- GOAL OF THE EXERCISE:
Copy all lines in the data that contain the string "wurde".

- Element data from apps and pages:

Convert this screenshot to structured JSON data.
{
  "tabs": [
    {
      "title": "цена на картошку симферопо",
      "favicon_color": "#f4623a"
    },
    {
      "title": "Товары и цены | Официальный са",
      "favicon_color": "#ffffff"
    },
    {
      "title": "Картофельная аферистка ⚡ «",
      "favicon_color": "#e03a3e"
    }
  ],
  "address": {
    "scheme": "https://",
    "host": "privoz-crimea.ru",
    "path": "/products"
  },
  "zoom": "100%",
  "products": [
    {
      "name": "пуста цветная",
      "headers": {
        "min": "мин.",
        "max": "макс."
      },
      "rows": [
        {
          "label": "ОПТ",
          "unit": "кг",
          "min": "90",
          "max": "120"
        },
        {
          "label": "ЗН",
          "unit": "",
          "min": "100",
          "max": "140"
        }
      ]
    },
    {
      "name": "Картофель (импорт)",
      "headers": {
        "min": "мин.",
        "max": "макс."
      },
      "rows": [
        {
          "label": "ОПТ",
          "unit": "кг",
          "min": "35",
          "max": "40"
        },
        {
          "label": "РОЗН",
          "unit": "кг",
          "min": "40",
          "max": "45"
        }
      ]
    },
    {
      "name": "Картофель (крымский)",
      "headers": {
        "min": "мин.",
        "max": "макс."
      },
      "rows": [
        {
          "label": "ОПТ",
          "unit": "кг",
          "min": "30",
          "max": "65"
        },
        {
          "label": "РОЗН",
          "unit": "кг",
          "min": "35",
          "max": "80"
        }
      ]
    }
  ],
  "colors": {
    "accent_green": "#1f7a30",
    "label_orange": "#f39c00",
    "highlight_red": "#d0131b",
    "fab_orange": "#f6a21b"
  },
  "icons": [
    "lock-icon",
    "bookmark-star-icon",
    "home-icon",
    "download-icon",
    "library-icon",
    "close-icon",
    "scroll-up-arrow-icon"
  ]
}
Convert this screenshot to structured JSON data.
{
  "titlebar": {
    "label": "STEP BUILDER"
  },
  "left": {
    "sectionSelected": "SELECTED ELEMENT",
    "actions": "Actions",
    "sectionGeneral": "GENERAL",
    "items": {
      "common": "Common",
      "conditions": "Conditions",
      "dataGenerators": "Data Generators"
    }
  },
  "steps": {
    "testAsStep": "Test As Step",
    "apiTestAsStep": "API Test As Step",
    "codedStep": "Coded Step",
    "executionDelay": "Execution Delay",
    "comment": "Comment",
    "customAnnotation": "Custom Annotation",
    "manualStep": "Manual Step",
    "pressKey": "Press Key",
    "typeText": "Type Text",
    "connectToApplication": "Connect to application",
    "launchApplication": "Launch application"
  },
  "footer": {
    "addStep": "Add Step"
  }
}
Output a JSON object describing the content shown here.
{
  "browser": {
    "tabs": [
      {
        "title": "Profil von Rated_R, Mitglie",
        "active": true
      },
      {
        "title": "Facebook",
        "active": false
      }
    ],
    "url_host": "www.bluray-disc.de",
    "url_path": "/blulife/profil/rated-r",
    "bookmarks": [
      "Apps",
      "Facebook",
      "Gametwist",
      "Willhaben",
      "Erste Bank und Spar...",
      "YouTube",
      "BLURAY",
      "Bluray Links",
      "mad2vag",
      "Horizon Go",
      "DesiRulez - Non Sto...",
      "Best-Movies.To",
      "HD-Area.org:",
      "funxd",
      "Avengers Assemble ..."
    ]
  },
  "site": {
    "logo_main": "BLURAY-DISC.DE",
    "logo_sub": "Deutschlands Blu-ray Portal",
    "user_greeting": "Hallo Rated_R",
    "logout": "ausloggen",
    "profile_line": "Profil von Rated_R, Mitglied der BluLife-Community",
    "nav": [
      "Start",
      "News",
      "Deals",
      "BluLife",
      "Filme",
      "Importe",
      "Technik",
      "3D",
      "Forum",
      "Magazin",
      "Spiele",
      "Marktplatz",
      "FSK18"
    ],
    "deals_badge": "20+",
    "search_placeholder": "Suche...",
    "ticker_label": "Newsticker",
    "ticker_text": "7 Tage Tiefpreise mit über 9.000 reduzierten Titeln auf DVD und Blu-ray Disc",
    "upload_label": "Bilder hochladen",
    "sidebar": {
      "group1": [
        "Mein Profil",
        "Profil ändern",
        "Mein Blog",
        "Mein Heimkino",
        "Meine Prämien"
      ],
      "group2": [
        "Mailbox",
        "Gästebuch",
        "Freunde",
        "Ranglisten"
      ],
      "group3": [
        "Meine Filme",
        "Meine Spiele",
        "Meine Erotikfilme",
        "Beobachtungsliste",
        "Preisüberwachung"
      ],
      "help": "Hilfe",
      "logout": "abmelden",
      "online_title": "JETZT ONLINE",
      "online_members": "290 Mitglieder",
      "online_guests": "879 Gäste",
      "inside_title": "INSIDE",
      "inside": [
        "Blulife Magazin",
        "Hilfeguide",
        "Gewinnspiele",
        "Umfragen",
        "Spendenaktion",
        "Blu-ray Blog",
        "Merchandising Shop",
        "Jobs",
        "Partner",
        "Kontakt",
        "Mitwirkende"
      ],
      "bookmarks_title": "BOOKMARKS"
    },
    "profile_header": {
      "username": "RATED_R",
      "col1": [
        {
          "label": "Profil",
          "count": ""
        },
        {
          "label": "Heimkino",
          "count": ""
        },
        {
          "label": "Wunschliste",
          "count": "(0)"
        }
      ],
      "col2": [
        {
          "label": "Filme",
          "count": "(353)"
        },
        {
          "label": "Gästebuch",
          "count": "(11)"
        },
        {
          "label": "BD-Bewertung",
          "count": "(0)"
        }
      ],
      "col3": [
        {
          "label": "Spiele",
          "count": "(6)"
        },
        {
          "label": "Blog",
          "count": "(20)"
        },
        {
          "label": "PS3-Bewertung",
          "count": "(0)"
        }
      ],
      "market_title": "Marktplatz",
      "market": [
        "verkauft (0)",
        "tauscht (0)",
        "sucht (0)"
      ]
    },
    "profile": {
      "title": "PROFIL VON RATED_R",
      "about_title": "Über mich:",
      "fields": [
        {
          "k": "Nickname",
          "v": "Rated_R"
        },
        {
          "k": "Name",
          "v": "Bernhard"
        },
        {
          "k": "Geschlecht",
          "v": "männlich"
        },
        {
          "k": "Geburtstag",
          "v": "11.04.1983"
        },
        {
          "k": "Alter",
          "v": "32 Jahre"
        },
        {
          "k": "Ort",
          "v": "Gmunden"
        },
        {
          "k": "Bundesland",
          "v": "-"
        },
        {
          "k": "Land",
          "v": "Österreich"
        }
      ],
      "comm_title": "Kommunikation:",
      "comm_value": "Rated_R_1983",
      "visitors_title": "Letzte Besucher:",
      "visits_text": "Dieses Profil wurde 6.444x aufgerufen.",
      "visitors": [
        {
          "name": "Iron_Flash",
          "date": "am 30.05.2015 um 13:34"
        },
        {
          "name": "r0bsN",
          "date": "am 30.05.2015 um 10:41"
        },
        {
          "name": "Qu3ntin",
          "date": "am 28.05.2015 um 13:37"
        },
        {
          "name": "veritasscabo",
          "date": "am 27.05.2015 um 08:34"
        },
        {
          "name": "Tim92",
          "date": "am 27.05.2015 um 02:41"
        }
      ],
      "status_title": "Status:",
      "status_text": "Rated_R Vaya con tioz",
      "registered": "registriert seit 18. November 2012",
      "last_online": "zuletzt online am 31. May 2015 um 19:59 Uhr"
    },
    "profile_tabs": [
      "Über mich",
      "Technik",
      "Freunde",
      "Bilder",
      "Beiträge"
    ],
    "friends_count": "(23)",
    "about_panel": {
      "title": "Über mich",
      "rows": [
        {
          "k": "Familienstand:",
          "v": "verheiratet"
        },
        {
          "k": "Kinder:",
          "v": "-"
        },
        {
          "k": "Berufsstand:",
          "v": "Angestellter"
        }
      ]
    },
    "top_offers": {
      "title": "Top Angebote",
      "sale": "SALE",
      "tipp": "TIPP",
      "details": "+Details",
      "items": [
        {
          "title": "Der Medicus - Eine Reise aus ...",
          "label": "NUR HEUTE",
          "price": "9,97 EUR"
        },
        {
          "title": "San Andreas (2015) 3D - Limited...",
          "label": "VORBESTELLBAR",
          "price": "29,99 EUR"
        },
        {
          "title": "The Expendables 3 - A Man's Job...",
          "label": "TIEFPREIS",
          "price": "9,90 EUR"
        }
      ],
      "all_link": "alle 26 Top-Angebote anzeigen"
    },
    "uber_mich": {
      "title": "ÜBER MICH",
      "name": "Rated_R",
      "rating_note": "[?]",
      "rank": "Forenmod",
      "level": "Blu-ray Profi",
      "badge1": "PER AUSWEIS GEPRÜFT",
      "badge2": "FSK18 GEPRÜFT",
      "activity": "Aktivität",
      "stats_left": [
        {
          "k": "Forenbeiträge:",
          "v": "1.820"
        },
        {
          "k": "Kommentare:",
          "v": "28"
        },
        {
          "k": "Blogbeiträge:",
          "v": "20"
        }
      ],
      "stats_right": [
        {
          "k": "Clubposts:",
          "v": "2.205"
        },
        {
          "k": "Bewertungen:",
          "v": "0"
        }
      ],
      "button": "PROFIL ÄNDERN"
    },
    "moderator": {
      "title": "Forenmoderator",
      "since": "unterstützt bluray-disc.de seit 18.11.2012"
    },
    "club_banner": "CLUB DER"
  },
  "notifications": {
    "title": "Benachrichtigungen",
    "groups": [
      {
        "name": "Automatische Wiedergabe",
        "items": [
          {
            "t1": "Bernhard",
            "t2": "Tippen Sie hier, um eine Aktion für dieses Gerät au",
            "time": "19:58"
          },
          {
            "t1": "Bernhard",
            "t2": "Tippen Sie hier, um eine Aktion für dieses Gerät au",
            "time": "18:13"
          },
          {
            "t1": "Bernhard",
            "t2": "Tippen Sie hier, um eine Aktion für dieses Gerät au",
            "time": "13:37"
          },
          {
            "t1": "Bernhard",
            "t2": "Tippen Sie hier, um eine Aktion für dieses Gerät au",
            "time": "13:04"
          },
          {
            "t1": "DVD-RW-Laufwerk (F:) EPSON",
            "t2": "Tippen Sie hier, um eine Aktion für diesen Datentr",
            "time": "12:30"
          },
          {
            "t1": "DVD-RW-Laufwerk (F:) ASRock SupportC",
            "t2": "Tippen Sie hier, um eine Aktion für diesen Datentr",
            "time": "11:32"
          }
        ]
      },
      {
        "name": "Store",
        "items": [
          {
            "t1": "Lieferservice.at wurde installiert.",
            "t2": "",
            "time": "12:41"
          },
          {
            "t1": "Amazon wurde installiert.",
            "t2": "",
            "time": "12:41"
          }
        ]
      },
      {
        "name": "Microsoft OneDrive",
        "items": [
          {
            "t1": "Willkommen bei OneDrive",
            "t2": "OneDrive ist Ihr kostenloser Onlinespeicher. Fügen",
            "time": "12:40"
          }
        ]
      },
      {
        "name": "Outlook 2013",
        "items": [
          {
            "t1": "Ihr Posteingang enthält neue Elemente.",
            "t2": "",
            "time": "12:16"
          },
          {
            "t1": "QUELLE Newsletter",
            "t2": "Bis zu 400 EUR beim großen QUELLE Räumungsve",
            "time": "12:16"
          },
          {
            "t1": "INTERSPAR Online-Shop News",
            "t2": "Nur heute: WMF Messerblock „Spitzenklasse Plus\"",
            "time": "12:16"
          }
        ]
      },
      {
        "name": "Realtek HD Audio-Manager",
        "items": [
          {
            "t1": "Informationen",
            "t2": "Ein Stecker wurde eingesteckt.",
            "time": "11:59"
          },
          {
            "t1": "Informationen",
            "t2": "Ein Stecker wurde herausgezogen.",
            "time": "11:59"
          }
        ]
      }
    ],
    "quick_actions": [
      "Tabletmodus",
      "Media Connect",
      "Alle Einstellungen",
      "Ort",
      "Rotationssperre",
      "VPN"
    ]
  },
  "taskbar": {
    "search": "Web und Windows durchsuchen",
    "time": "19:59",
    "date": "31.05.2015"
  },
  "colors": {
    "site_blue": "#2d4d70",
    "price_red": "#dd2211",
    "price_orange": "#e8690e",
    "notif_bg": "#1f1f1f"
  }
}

- SOLUTION:
      "visits_text": "Dieses Profil wurde 6.444x aufgerufen.",
            "t1": "Lieferservice.at wurde installiert.",
            "t1": "Amazon wurde installiert.",
            "t2": "Ein Stecker wurde eingesteckt.",
            "t2": "Ein Stecker wurde herausgezogen.",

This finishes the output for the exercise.